Despite awareness of the fascinating biological role of PcG genes—maintaining essential gene expression patterns and keeping generations of cells “on script”—nothing was known about the biochemical activities of these proteins, or how they might affect chromatin.  The opportunity to study PcG proteins appealed to Francis because they were the only clear example of proteins involved in maintaining transient transcriptional regulatory events—a process that seemed likely to be central to the choice and maintenance of cellular identities.

Evidence supports the hypothesis that most—if not all—of the PcG proteins are involved in silencing gene expression—or rather in maintaining the silence of gene expression.  But understanding the mechanisms of this complicated process is a difficult matter.  Whereas one or two transcription factors can be key to a gene’s expression pattern, so far at least 15 Polycomb genes have been identified.  It is a daunting task to decipher how this large number of PcG proteins engages the various levels of chromatin, from nucleosomes to chromosomes, to lock in gene expression in generation after generation of cells.

After a researcher in the Kingston lab painstakingly purified PcG proteins from Drosophilamelanogaster embryos to examine their role in chromatin remodeling, Francis recognized the new opportunity to develop biochemical assays in order to study PcG proteins.  She embarked on setting up simplified systems.  “If we start with these simple systems and really understand molecular interactions, then [we] can gradually build up to a more complicated system,” she explains.  To date, Francis and her colleagues have looked at about 50% of the PcG proteins and have identified some of their activities.  For instance, several PcG proteins reside in the Polycomb Repressive Complex 1 (PRC1), which inhibits chromatin remodeling and transcription in vitro.  PRC1 also likely alters chromatin structure through interaction with nucleosomes.  “But there’s a lot these proteins are doing that we haven’t identified yet,” says Francis.

The Francis Lab
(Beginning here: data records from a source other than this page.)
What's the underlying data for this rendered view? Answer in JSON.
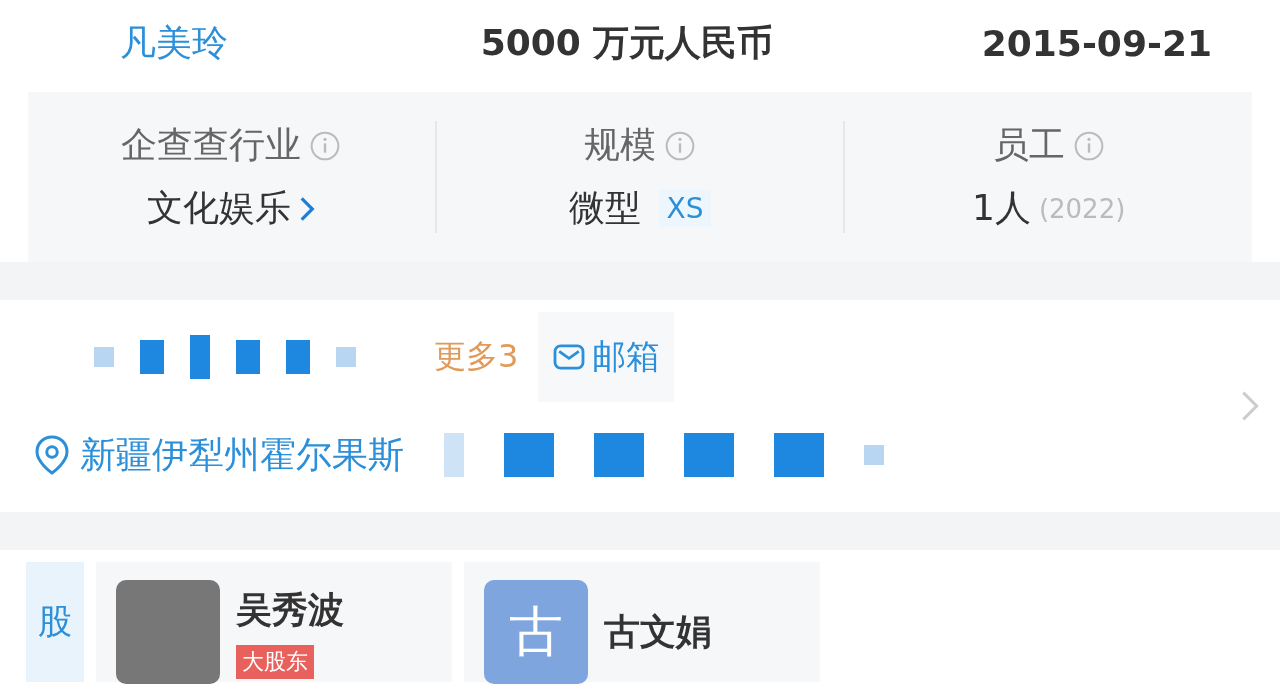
{
  "basics": [
    {
      "value": "凡美玲",
      "kind": "link"
    },
    {
      "value": "5000 万元人民币",
      "kind": "plain"
    },
    {
      "value": "2015-09-21",
      "kind": "plain"
    }
  ],
  "stats": [
    {
      "label": "企查查行业",
      "value": "文化娱乐",
      "kind": "link"
    },
    {
      "label": "规模",
      "value": "微型",
      "tag": "XS",
      "kind": "tag"
    },
    {
      "label": "员工",
      "value": "1人",
      "note": "(2022)",
      "kind": "note"
    }
  ],
  "contact": {
    "more": "更多3",
    "email": "邮箱",
    "address": "新疆伊犁州霍尔果斯"
  },
  "shareholders": {
    "label": "股",
    "items": [
      {
        "name": "吴秀波",
        "badge": "大股东",
        "kind": "photo"
      },
      {
        "name": "古文娟",
        "initial": "古",
        "kind": "initial"
      }
    ]
  }
}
In her Harvard lab, Francis intends to tackle how gene silencing by the PcG can be inherited through cell division.  This will involve bridging the fields of cell division and transcriptional silencing.  Cell division is an enormous field and a new area for Francis. In venturing into this new territory, she’s pleased to be part of the collaborative environment fostered within MCB and especially looks forward to working with Harvard colleagues such as Matt Michael, a researcher in the forefront of DNA replication and repair mechanisms. She is invigorated by the challenge of following in the footsteps of renowned scientists who paved the way for her generation of researchers, scientists such as Roger Kornberg whose groundbreaking research at Harvard in the 1970s introduced the scientific community to nucleosomes.  Using modern-day biochemical approaches, the Francis lab will be looking at what happens to PcG protein interactions with nucleosomes during DNA replication and mitosis to discern how, from the get-go of chromatin formation and on through the higher levels of chromatin structure, PcG proteins mediate cellular inheritance.  

As well as increasing understanding of the biochemical activities of PcG proteins, Francis hopes to learn more about how PcG proteins affect chromatin folding and structure.  How chromatin is folded appears to be key to how genes are silenced and perhaps also how silencing is remembered.  Francis initiated this line of inquiry while working with Bob Kingston, using electron microscopy in collaboration with the Christopher Woodcock lab at the University of Massachusetts, Amherst.  She hopes to continue using high resolution imaging to study PcG effects on chromatin, and perhaps to foray into single molecule studies, again in collaboration with colleagues in MCB and neighboring departments.


For further reading, see Francis, N.J., Kingston, R.E., and Woodcock, C.L. (2004) Chromatin Compaction by a Polycomb Group Protein Complex. Science 26: 1574-1577.